With iron ore exports in the western Indian coastal province of Goa unlikely to resume before the onset of the monsoon rains and several Indian steel mills firming up iron ore imports, the country’s net import dependency on iron ore was expected to increase during the current fiscal period.
According to the Federation of Indian Mineral Industries (FIMI), a representative body of domestic miners, Indian iron ore import dependency was expected to increase in 2015–2016 considering that the difference between total imports and total exports would be much larger than the previous year.
“Because of various regulatory issues, supplies of iron ore from mineral rich provinces like Orissa, Karnataka and Goa would continue to be restricted and future of export remain bleak,” said R K Sharma, secretary general of FIMI.
Iron ore mines in Goa, which were expected to come back to production in phases, after a court-imposed ban on mining was lifted last year, were unlikely to commence production before the onset of monsoon rains starting in June, and hence more steel mills were firming up their import plans. The earliest Goa mines could be expected to get back into production was after the monsoon rains in September-October.
Indian iron ore imports during the 12-month period ending March 31 have been estimated at 15 million metric tons (mt) and exports at 7 million mt. In the current fiscal period, total imports were expected to cross the 20-million-mt mark with exports either falling or at best remain stagnant, FIMI said.
While steps to comply with regulatory issues—including adhering to new environmental guidelines set by the Supreme Court—were yet to be completed to enable Goa mines to get back into production, local miners were not in a hurry to commence mining in view of falling international prices.
According to a miner in Goa, current export offers for high grade iron ore fines (Fe content 63.5% and above) at $55–$56 per mt CFR China would have to increase by at least $15–$20 per ton to make export shipments economically viable.
FIMI said the Indian government’s refusal to lower the 30% export tax in response to the falling international price of iron ore has made exportation uneconomical, when factoring in higher Indian costs of mining.

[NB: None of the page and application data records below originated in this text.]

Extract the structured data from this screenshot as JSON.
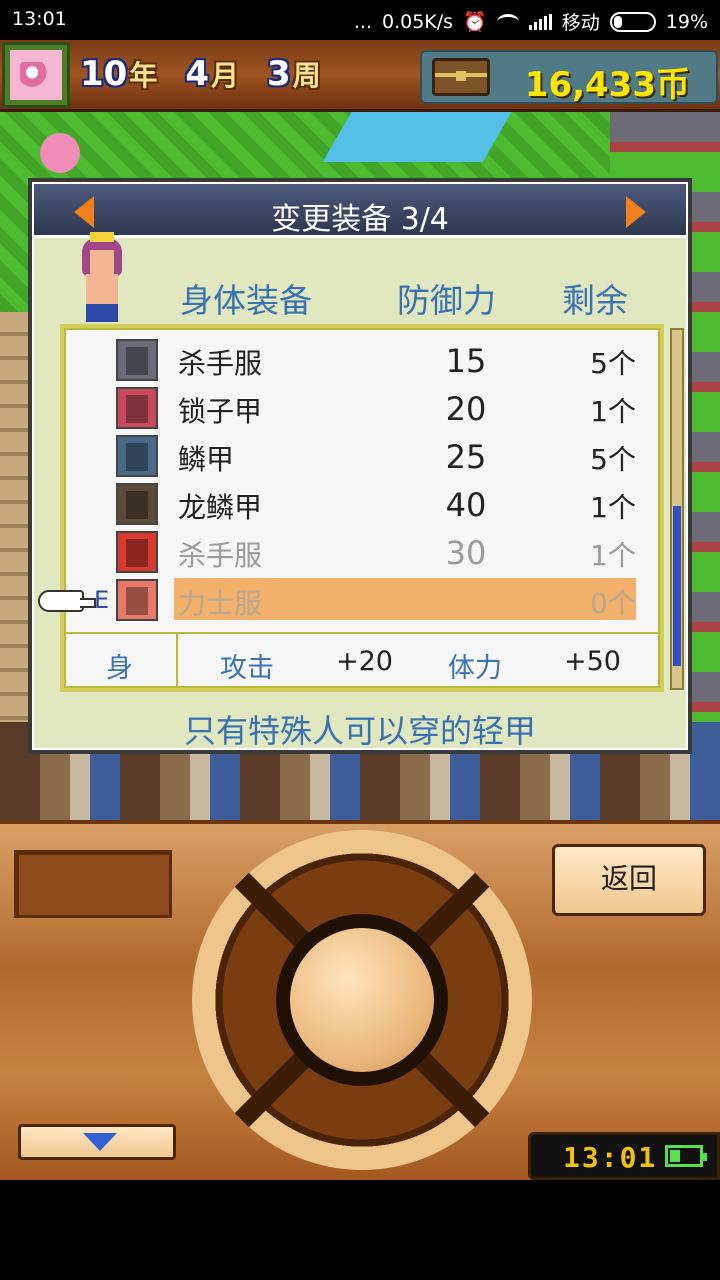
{
  "status_bar": {
    "time": "13:01",
    "dots": "...",
    "net_speed": "0.05K/s",
    "carrier": "移动",
    "battery": "19%"
  },
  "header": {
    "year_num": "10",
    "year_unit": "年",
    "month_num": "4",
    "month_unit": "月",
    "week_num": "3",
    "week_unit": "周",
    "money": "16,433币"
  },
  "dialog": {
    "title": "变更装备 3/4",
    "columns": {
      "name": "身体装备",
      "defense": "防御力",
      "remaining": "剩余"
    },
    "items": [
      {
        "name": "杀手服",
        "defense": "15",
        "qty": "5个",
        "color": "#6a6a78"
      },
      {
        "name": "锁子甲",
        "defense": "20",
        "qty": "1个",
        "color": "#c84a5a"
      },
      {
        "name": "鳞甲",
        "defense": "25",
        "qty": "5个",
        "color": "#4a6a8a"
      },
      {
        "name": "龙鳞甲",
        "defense": "40",
        "qty": "1个",
        "color": "#5a4a3a"
      },
      {
        "name": "杀手服",
        "defense": "30",
        "qty": "1个",
        "color": "#d83a30"
      },
      {
        "name": "力士服",
        "defense": "",
        "qty": "0个",
        "color": "#e87868",
        "equipped": "E"
      }
    ],
    "stats": {
      "slot": "身",
      "attack_label": "攻击",
      "attack_value": "+20",
      "hp_label": "体力",
      "hp_value": "+50"
    },
    "description": "只有特殊人可以穿的轻甲"
  },
  "controller": {
    "back_label": "返回",
    "clock": "13:01"
  },
  "colors": {
    "accent_blue": "#3773b5",
    "selection": "#f2b068",
    "money": "#ffe400"
  }
}
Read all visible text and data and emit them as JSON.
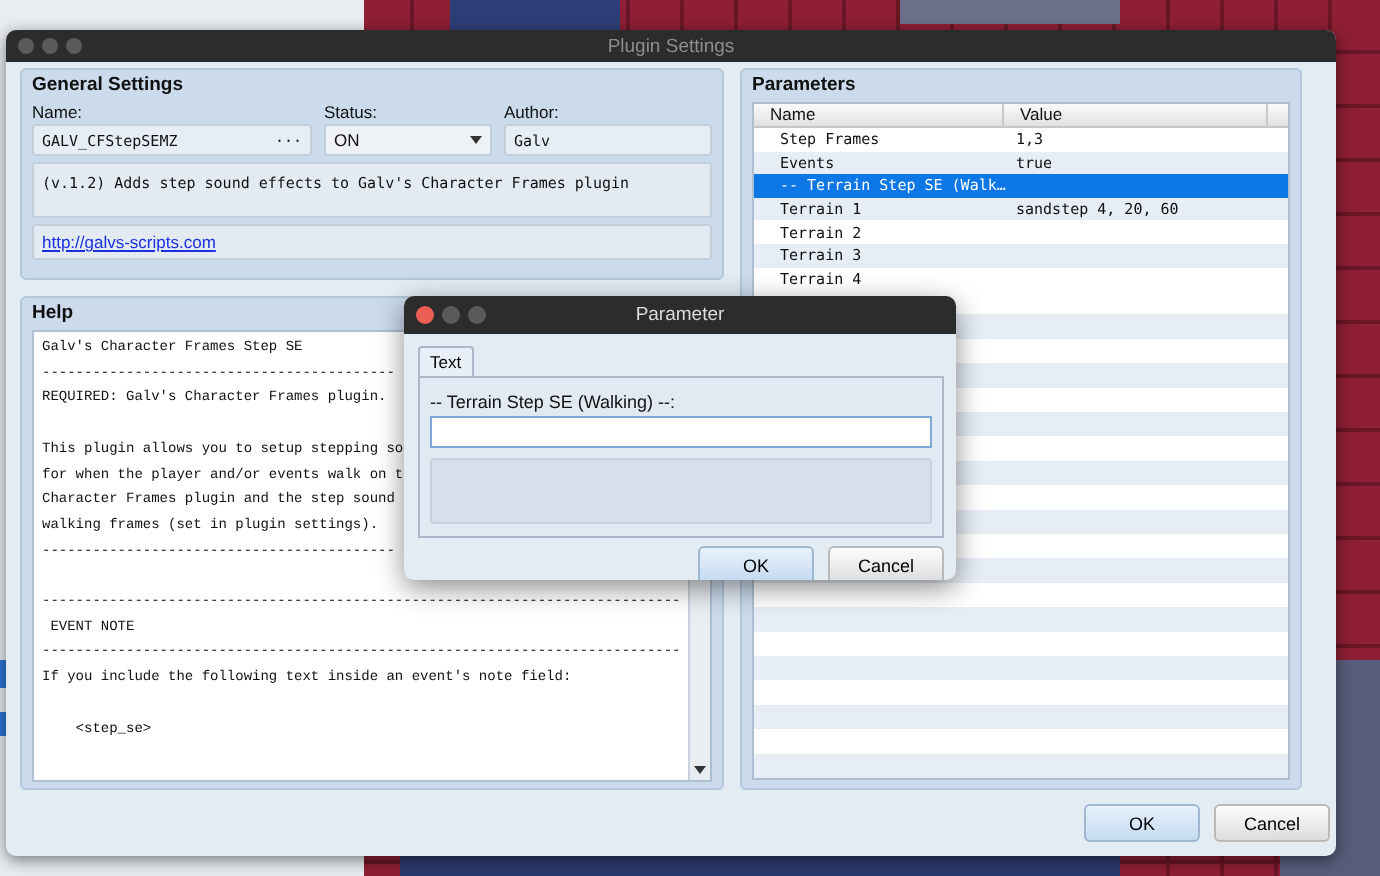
{
  "main_window": {
    "title": "Plugin Settings",
    "general_settings": {
      "heading": "General Settings",
      "name_label": "Name:",
      "name_value": "GALV_CFStepSEMZ",
      "name_button": "···",
      "status_label": "Status:",
      "status_value": "ON",
      "author_label": "Author:",
      "author_value": "Galv",
      "description": "(v.1.2) Adds step sound effects to Galv's Character Frames plugin",
      "url": "http://galvs-scripts.com"
    },
    "help": {
      "heading": "Help",
      "lines": [
        {
          "kind": "text",
          "text": "Galv's Character Frames Step SE"
        },
        {
          "kind": "text",
          "text": "------------------------------------------"
        },
        {
          "kind": "text",
          "text": "REQUIRED: Galv's Character Frames plugin."
        },
        {
          "kind": "blank"
        },
        {
          "kind": "text",
          "text": "This plugin allows you to setup stepping so"
        },
        {
          "kind": "text",
          "text": "for when the player and/or events walk on t"
        },
        {
          "kind": "text",
          "text": "Character Frames plugin and the step sound"
        },
        {
          "kind": "text",
          "text": "walking frames (set in plugin settings)."
        },
        {
          "kind": "text",
          "text": "------------------------------------------"
        },
        {
          "kind": "blank"
        },
        {
          "kind": "text",
          "text": "----------------------------------------------------------------------------"
        },
        {
          "kind": "text",
          "text": " EVENT NOTE"
        },
        {
          "kind": "text",
          "text": "----------------------------------------------------------------------------"
        },
        {
          "kind": "text",
          "text": "If you include the following text inside an event's note field:"
        },
        {
          "kind": "blank"
        },
        {
          "kind": "text",
          "text": "    <step_se>"
        }
      ]
    },
    "parameters": {
      "heading": "Parameters",
      "columns": [
        "Name",
        "Value"
      ],
      "rows": [
        {
          "name": "Step Frames",
          "value": "1,3",
          "selected": false
        },
        {
          "name": "Events",
          "value": "true",
          "selected": false
        },
        {
          "name": "-- Terrain Step SE (Walk…",
          "selected": true
        },
        {
          "name": "Terrain 1",
          "value": "sandstep 4, 20, 60",
          "selected": false
        },
        {
          "name": "Terrain 2",
          "selected": false
        },
        {
          "name": "Terrain 3",
          "selected": false
        },
        {
          "name": "Terrain 4",
          "selected": false
        }
      ]
    },
    "buttons": [
      "OK",
      "Cancel"
    ]
  },
  "dialog": {
    "title": "Parameter",
    "tabs": [
      {
        "label": "Text",
        "selected": true
      }
    ],
    "field_label": "-- Terrain Step SE (Walking) --:",
    "buttons": [
      "OK",
      "Cancel"
    ]
  }
}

The triple impact of low international prices, shortage of domestic production and high local prices was prompting local steel mills to look at imports like the government owned and operated Rashtriya Ispat Nigam Ltd. (RINL), which for the first time in more than three decades sought iron ore supplies from global miners like Rio Tinto and BHP Billiton.